Their problems included water damage, mold growth, structural deficiencies, lead paint, and rodent infestations.
Kari Hill suffered from headaches, gastrointestinal issues, fatigue, insomnia, tenderness, congestion, excessive eye secretions, anxiety and a dry cough; in 2018, while they were still living in the home, she was diagnosed with fibromyalgia. The Hills’ three children also had “significant health problems” while living in the home, according to the lawsuit.
Military families who have had to move out of their privatized housing due to mold and other health and safety issues say these displacements bring a whole new level of frustration.
The other four plaintiffs in the lawsuit are Air Force families who lived at Randolph AFB:
*Chief Master Sgt. Michael English, his wife Elldwinia and their seven children and one grandchild, moved out of their house on Jan. 1, 2019, after one year. They had issues of mold, asbestos, water damage, sewage intrusion, lead paint, structural and flooring problems, and rodent and bug infestations. A hole in the floor made it impossible to regulate the home’s temperature, resulting in high electricity bills, according to the lawsuit. The family was healthy before moving in to the home, but their health began to deteriorate shortly after moving in. Elldwinia English had allergy problems and difficulty breathing, resulting in frequent hospital visits.
*Reserve Capt. Sean Skillingstad, his wife Ressia and their two children left their home on June 12, 2020, after nearly three years living there while he was on active duty. Ressia’s pre-existing autoimmune and rheumatological issues were worsened by mold exposure; their son was diagnosed with asthma as a result of his exposure to mold, according to the lawsuit.
*Tech. Sgt. Rodolfo Castillo, his wife Latasha and their five young children and nephew moved out of their home Nov.17, 2017, after a year. They faced mold and lead paint contamination, and a cockroach infestation that was so bad they didn’t feel comfortable unpacking all their belongings, according to the lawsuit. Cockroaches infested their couches and destroyed their other belongings. There were structural issues that caused stairs to detach from the wall and the ground; leaky plumbing, and faulty heating. The family members were healthy before moving in to the home, but continue to suffer a variety of health issues such as breathing complications.
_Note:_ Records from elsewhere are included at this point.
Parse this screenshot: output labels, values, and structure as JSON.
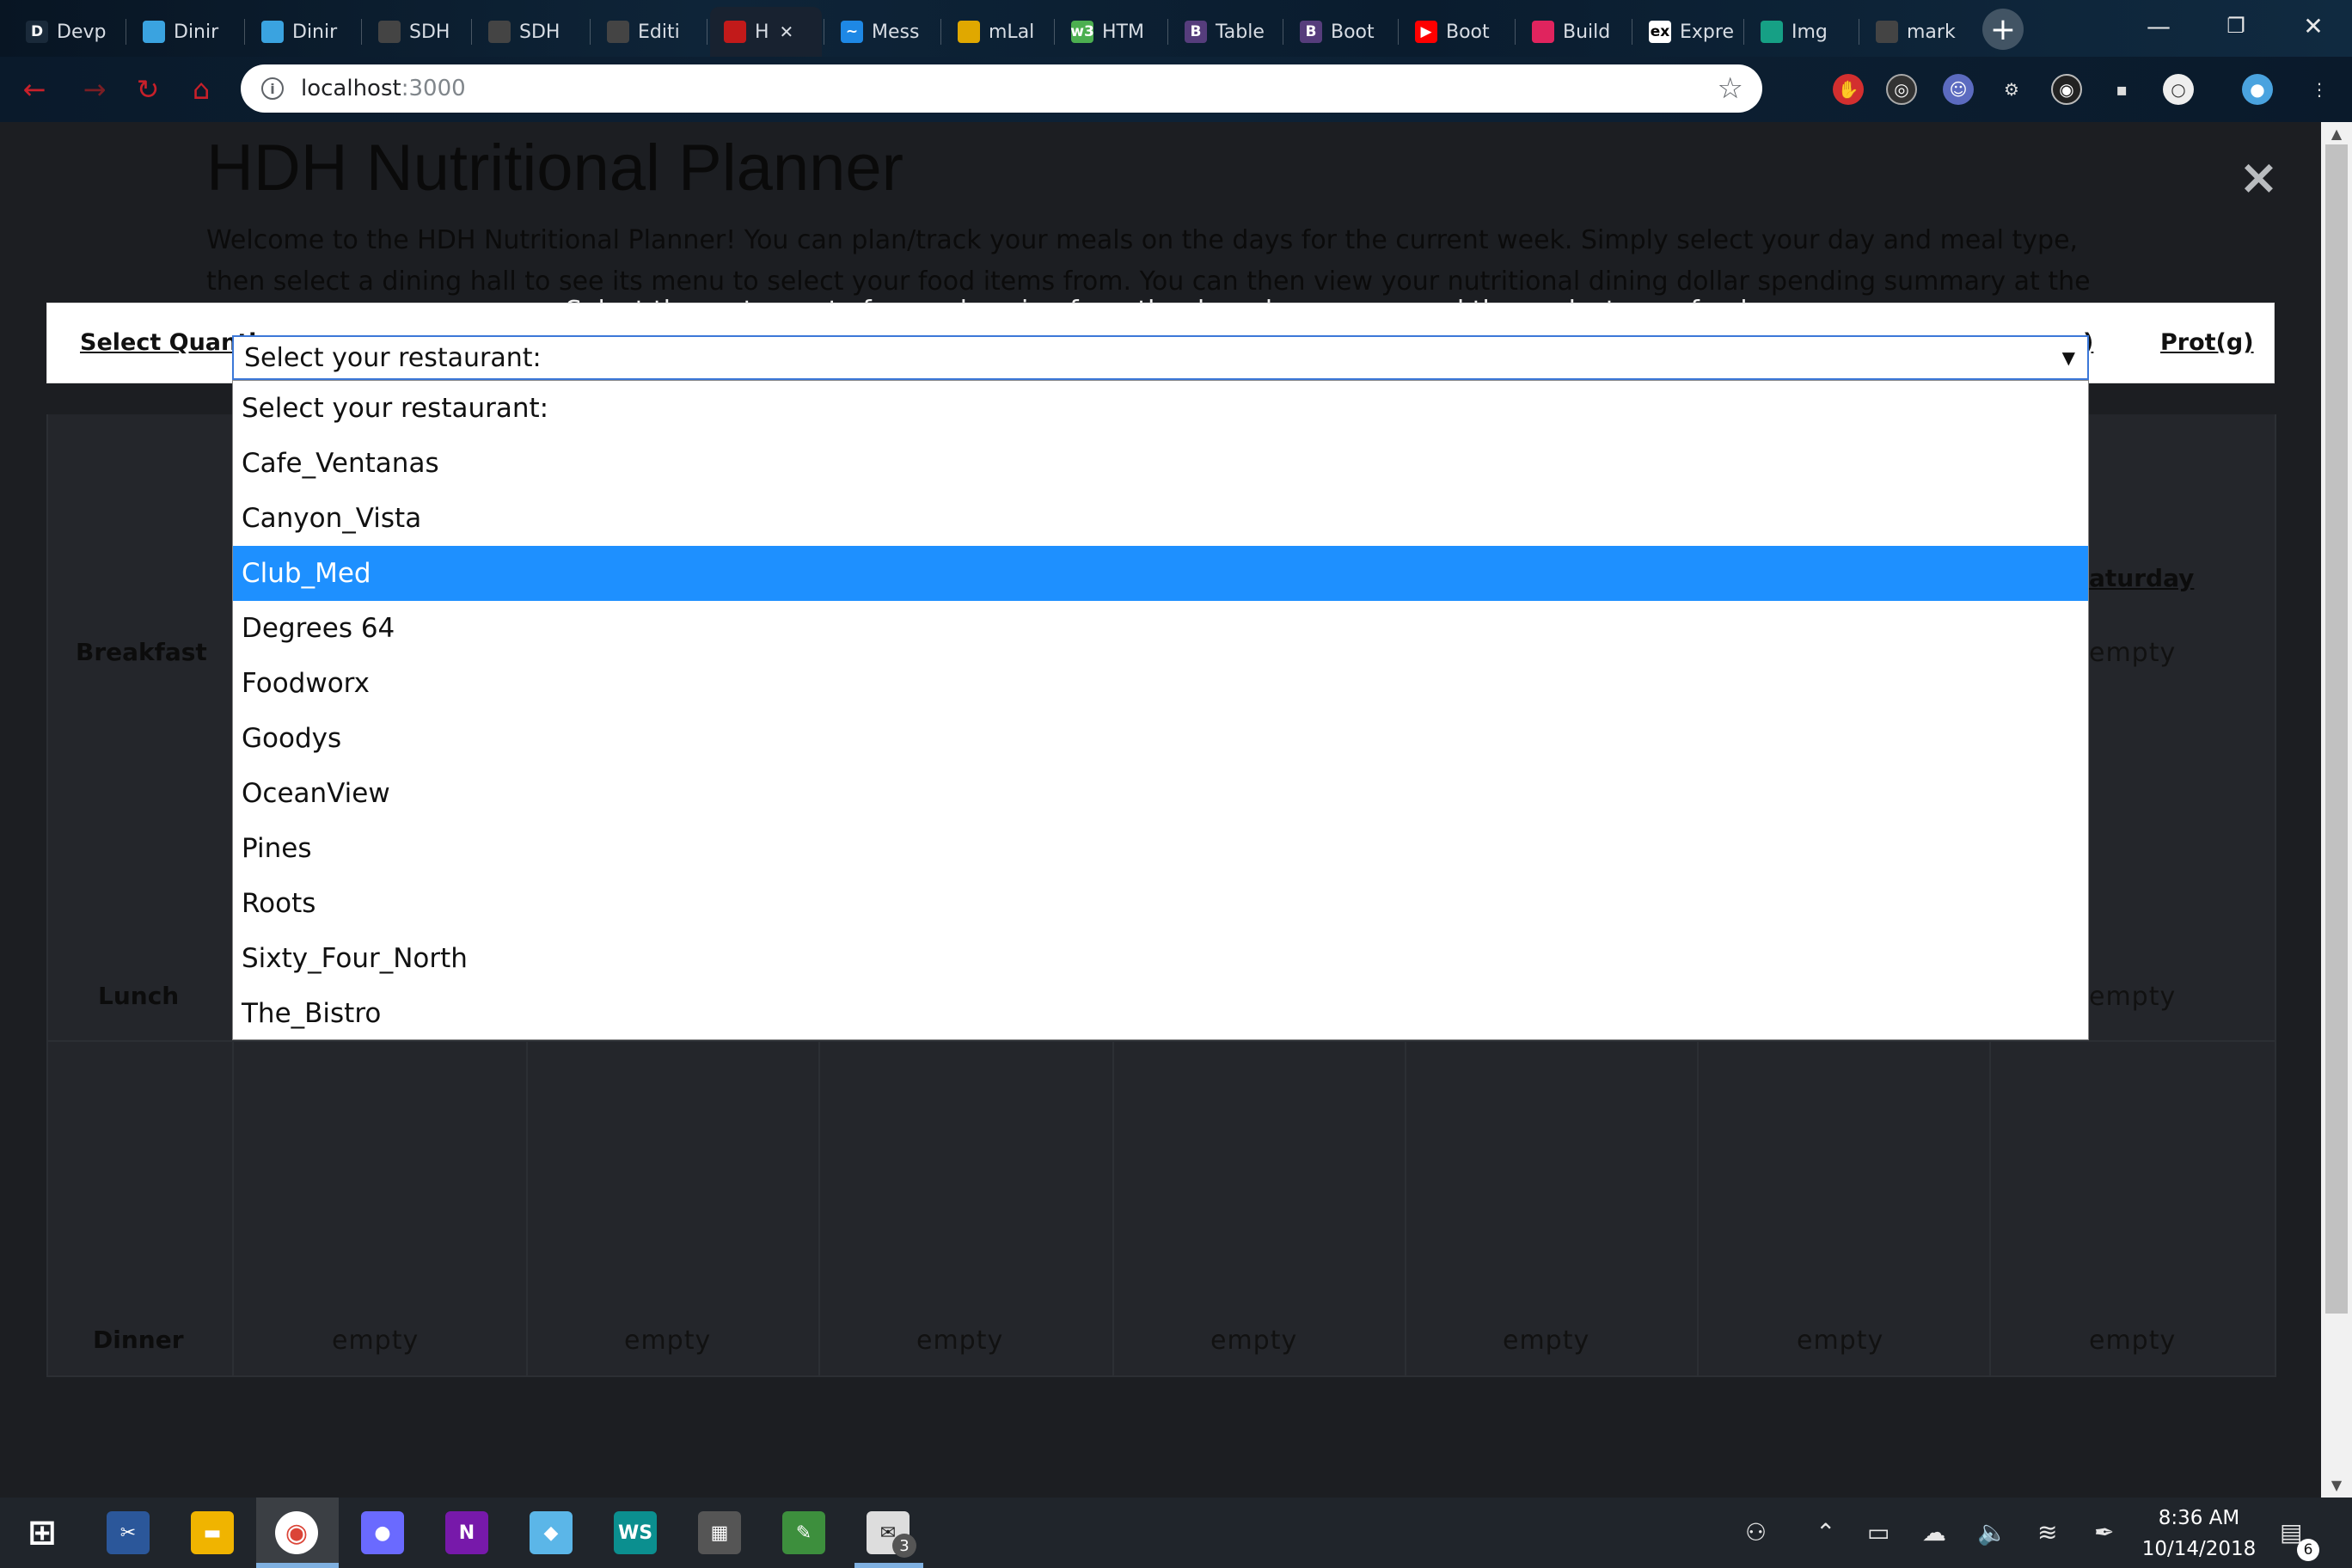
{
  "browser": {
    "tabs": [
      {
        "label": "Devp",
        "icon": "devpost-icon",
        "color": "#1a2a3a",
        "glyph": "D"
      },
      {
        "label": "Dinir",
        "icon": "dining-icon",
        "color": "#3aa3e0",
        "glyph": ""
      },
      {
        "label": "Dinir",
        "icon": "dining-icon",
        "color": "#3aa3e0",
        "glyph": ""
      },
      {
        "label": "SDH",
        "icon": "github-icon",
        "color": "#444",
        "glyph": ""
      },
      {
        "label": "SDH",
        "icon": "github-icon",
        "color": "#444",
        "glyph": ""
      },
      {
        "label": "Editi",
        "icon": "github-icon",
        "color": "#444",
        "glyph": ""
      },
      {
        "label": "H",
        "icon": "page-icon",
        "color": "#c21a1a",
        "glyph": ""
      },
      {
        "label": "Mess",
        "icon": "messenger-icon",
        "color": "#1e88e5",
        "glyph": "~"
      },
      {
        "label": "mLal",
        "icon": "mlab-icon",
        "color": "#e0a800",
        "glyph": ""
      },
      {
        "label": "HTM",
        "icon": "w3schools-icon",
        "color": "#4caf50",
        "glyph": "w3"
      },
      {
        "label": "Table",
        "icon": "bootstrap-icon",
        "color": "#563d7c",
        "glyph": "B"
      },
      {
        "label": "Boot",
        "icon": "bootstrap-icon",
        "color": "#563d7c",
        "glyph": "B"
      },
      {
        "label": "Boot",
        "icon": "youtube-icon",
        "color": "#ff0000",
        "glyph": "▶"
      },
      {
        "label": "Build",
        "icon": "build-icon",
        "color": "#e0245e",
        "glyph": ""
      },
      {
        "label": "Expre",
        "icon": "express-icon",
        "color": "#fff",
        "glyph": "ex"
      },
      {
        "label": "Img",
        "icon": "image-icon",
        "color": "#16a085",
        "glyph": ""
      },
      {
        "label": "mark",
        "icon": "github-icon",
        "color": "#444",
        "glyph": ""
      }
    ],
    "address": {
      "host": "localhost",
      "port": ":3000"
    }
  },
  "page": {
    "title": "HDH Nutritional Planner",
    "welcome": "Welcome to the HDH Nutritional Planner! You can plan/track your meals on the days for the current week. Simply select your day and meal type, then select a dining hall to see its menu to select your food items from. You can then view your nutritional dining dollar spending summary at the bottom of this page.",
    "instruction": "Select the restaurant of your choosing from the drop-down menu and then select your food.",
    "close_label": "×",
    "quantity_header": "Select Quanti",
    "prot_header": "Prot(g)",
    "partial_header": ")",
    "saturday_label": "aturday",
    "row_labels": {
      "breakfast": "Breakfast",
      "lunch": "Lunch",
      "dinner": "Dinner"
    },
    "empty_label": "empty"
  },
  "select": {
    "value": "Select your restaurant:",
    "options": [
      "Select your restaurant:",
      "Cafe_Ventanas",
      "Canyon_Vista",
      "Club_Med",
      "Degrees 64",
      "Foodworx",
      "Goodys",
      "OceanView",
      "Pines",
      "Roots",
      "Sixty_Four_North",
      "The_Bistro"
    ],
    "highlighted": "Club_Med"
  },
  "taskbar": {
    "clock_time": "8:36 AM",
    "clock_date": "10/14/2018",
    "notification_count": "6",
    "mail_badge": "3"
  }
}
*Now-retired Col. Bradley Oliver, his wife Deborah, and their two children left their home on April 12, 2019 after nearly two years of issues such as mold, rodent infestation, poor ventilation, filthy ductwork and structural problems. Maintenance workers insisted the issue was mildew, not mold. The landlords didn’t address the excessive moisture in the home or the rodent infestation during the time they lived there, according to the lawsuit. Deborah Oliver developed a multitude of health problems while living in the house, and shortly after leaving the home was diagnosed with COPD and Mixed Connective Tissue Disease. No longer able to work because of her deteriorated health, she is being treated by a pulmonologist, rheumatologist, cardiologist, neurologist, psychiatrist and therapist, and requires multiple medications to prevent lung damage.
Defense and service officials and the privatized housing companies have taken steps to improve living conditions and improve communications with families, over the last two years, including implementing a tenant bill of rights that addresses some of the issues.
In the statement to Military Times, Hunt Military Communities officials said among the steps they’ve taken is to create The Humidity Project for Randolph Family Housing, to ensure that all housing units are assessed for excess moisture, and corrective actions are taken when necessary. It’s aimed specifically at reducing humidity levels inside 300 historic homes at Randolph, and has produced positive results in homes where the work has been completed, officials stated.